The members of an RRG are limited to people engaged in the same businesses, and therefore are exposed to the same types of liability. As of February 2014, there were 244 RRGs in the U.S.
The following are several key advantages to being in an RRG:
As RRGs are owned by its members, one of the key advantages relates to the control members obtain over their liability insurance program. This control often translates into lower rates.
Profits Retained by Policyholders
As RRGs are owned by their members, any profits are retained by policyholders rather than being passed on to a commercial insurer.
Because the members of an RRG all work in the same industry, they have more knowledge about their risk exposures and therefore can design coverage that meets their specific needs, oftentimes giving them access to coverage not found on the regular insurance market.

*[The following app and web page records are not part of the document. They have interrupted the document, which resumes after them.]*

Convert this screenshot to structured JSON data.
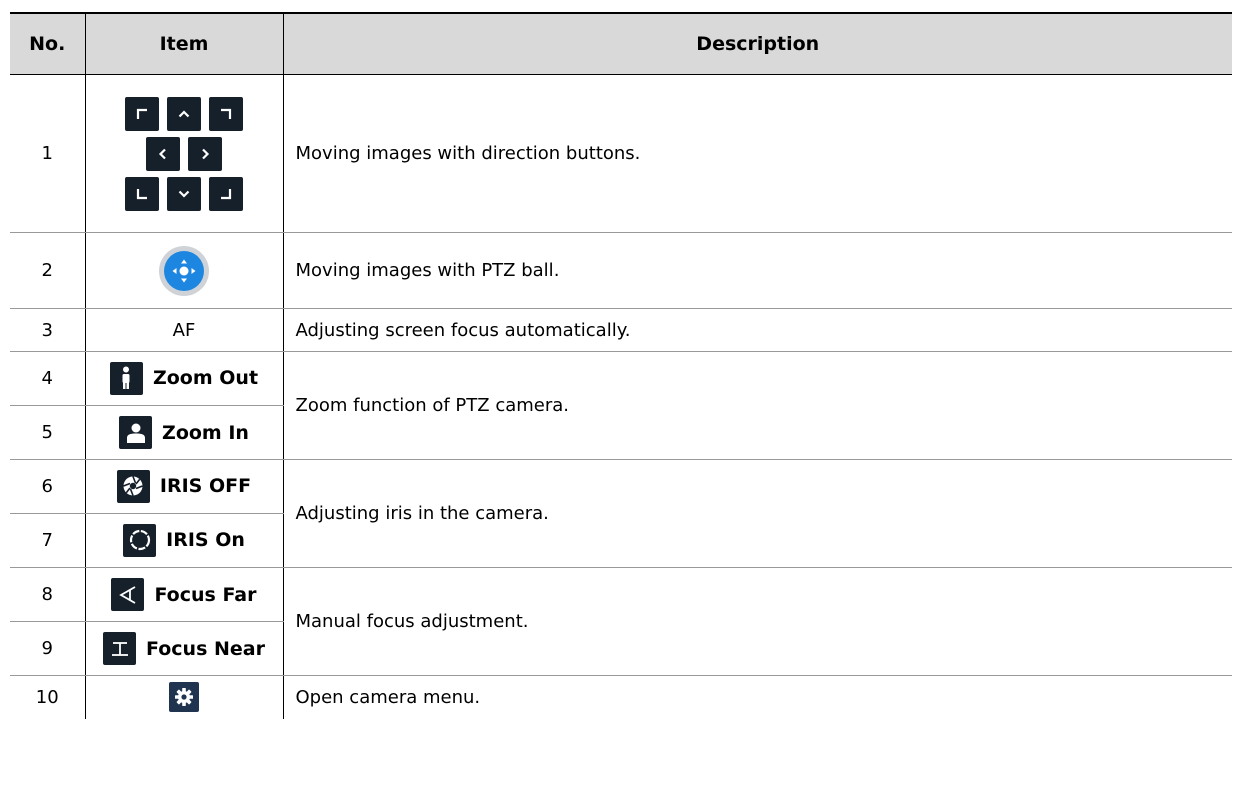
{
  "headers": {
    "no": "No.",
    "item": "Item",
    "description": "Description"
  },
  "rows": [
    {
      "no": "1",
      "description": "Moving images with direction buttons."
    },
    {
      "no": "2",
      "description": "Moving images with PTZ ball."
    },
    {
      "no": "3",
      "item": "AF",
      "description": "Adjusting screen focus automatically."
    },
    {
      "no": "4",
      "item": "Zoom Out",
      "description": "Zoom function of PTZ camera."
    },
    {
      "no": "5",
      "item": "Zoom In"
    },
    {
      "no": "6",
      "item": "IRIS OFF",
      "description": "Adjusting iris in the camera."
    },
    {
      "no": "7",
      "item": "IRIS On"
    },
    {
      "no": "8",
      "item": "Focus Far",
      "description": "Manual focus adjustment."
    },
    {
      "no": "9",
      "item": "Focus Near"
    },
    {
      "no": "10",
      "description": "Open camera menu."
    }
  ],
  "icons": {
    "direction_pad": [
      "top-left-arrow-icon",
      "up-arrow-icon",
      "top-right-arrow-icon",
      "left-arrow-icon",
      "right-arrow-icon",
      "bottom-left-arrow-icon",
      "down-arrow-icon",
      "bottom-right-arrow-icon"
    ],
    "row2": "ptz-ball-icon",
    "row4": "person-standing-icon",
    "row5": "person-bust-icon",
    "row6": "iris-closed-icon",
    "row7": "iris-open-icon",
    "row8": "focus-far-icon",
    "row9": "focus-near-icon",
    "row10": "gear-icon"
  },
  "colors": {
    "header_bg": "#d9d9d9",
    "icon_bg": "#16202b",
    "ptz_blue": "#1d86e0",
    "gear_bg": "#20334f"
  }
}
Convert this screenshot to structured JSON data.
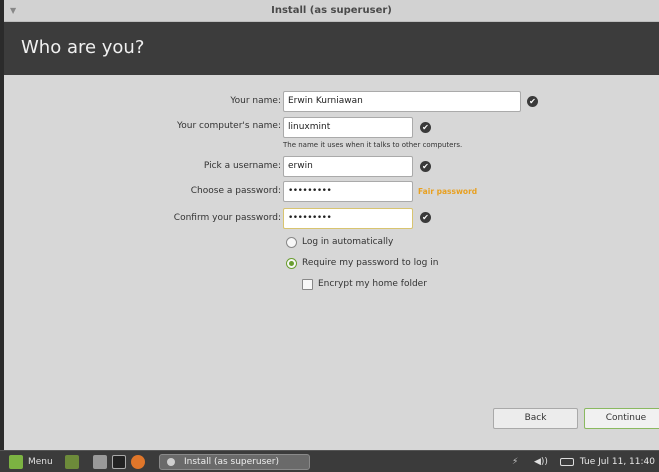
{
  "window": {
    "title": "Install (as superuser)"
  },
  "header": {
    "title": "Who are you?"
  },
  "form": {
    "name_label": "Your name:",
    "name_value": "Erwin Kurniawan",
    "computer_label": "Your computer's name:",
    "computer_value": "linuxmint",
    "computer_hint": "The name it uses when it talks to other computers.",
    "username_label": "Pick a username:",
    "username_value": "erwin",
    "password_label": "Choose a password:",
    "password_value": "•••••••••",
    "password_strength": "Fair password",
    "confirm_label": "Confirm your password:",
    "confirm_value": "•••••••••",
    "login_auto": "Log in automatically",
    "login_password": "Require my password to log in",
    "encrypt_home": "Encrypt my home folder"
  },
  "buttons": {
    "back": "Back",
    "continue": "Continue"
  },
  "taskbar": {
    "menu_label": "Menu",
    "task_label": "Install (as superuser)",
    "clock": "Tue Jul 11, 11:40"
  },
  "colors": {
    "accent_green": "#6a9e30",
    "fair_password": "#e8a020",
    "header_bg": "#3c3c3c"
  }
}
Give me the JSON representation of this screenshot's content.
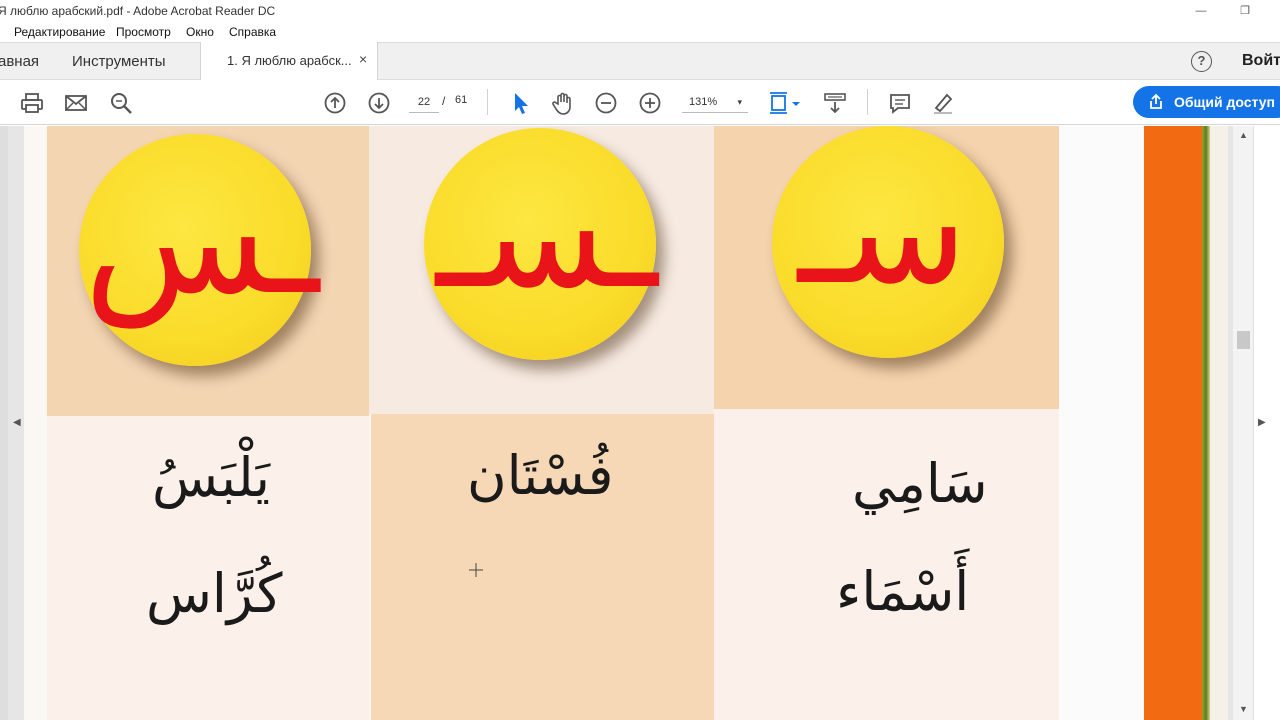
{
  "window": {
    "title": "Я люблю арабский.pdf - Adobe Acrobat Reader DC",
    "restore_glyph": "❐",
    "minimize_glyph": "—"
  },
  "menu": {
    "items": [
      "Редактирование",
      "Просмотр",
      "Окно",
      "Справка"
    ]
  },
  "tabs": {
    "home": "авная",
    "tools": "Инструменты",
    "document": "1. Я люблю арабск...",
    "close_glyph": "×",
    "help_glyph": "?",
    "signin": "Войт"
  },
  "toolbar": {
    "icons": [
      "print-icon",
      "email-icon",
      "search-icon",
      "page-up-icon",
      "page-down-icon",
      "select-cursor-icon",
      "hand-tool-icon",
      "zoom-out-icon",
      "zoom-in-icon",
      "page-fit-icon",
      "scroll-mode-icon",
      "comment-icon",
      "highlight-pen-icon"
    ],
    "page_current": "22",
    "page_separator": "/",
    "page_total": "61",
    "zoom": "131%",
    "zoom_caret": "▾",
    "share_label": "Общий доступ",
    "accent_color": "#1473e6"
  },
  "page": {
    "letters": [
      {
        "glyph": "ـس",
        "color": "#e8141a"
      },
      {
        "glyph": "ـسـ",
        "color": "#e8141a"
      },
      {
        "glyph": "سـ",
        "color": "#e8141a"
      }
    ],
    "words": {
      "col1_top": "يَلْبَسُ",
      "col1_bottom": "كُرَّاس",
      "col2_top": "فُسْتَان",
      "col3_top": "سَامِي",
      "col3_bottom": "أَسْمَاء"
    },
    "colors": {
      "circle_yellow": "#fadc2a",
      "tile_tan": "#f3d7b4",
      "tile_light": "#fbf0e8",
      "orange_strip": "#f26a12"
    }
  },
  "scroll": {
    "up_glyph": "▲",
    "down_glyph": "▼",
    "left_glyph": "◀",
    "right_glyph": "▶"
  }
}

The Liability Risk Retention Act is a federal law which allows the RRG to do business in all states.
During fluctuating market conditions, when insurance companies may be eliminating coverage and cancelling policies, an RRG provides its members with more stability.
Members often share risk management information about their businesses, which can help their operations and in turn help reduce claims, thereby reducing premiums for the RRG.
RRGs are often managed by an insurance administrator with special expertise in the member’s industry, resulting in more efficient underwriting, customer service and claim services.
Depending on its claim experience and financial results, some RRGs offer members a dividend at the end of the policy period. Dividends are not guaranteed and may vary depending on the amount of the client’s premium and years in the RRG.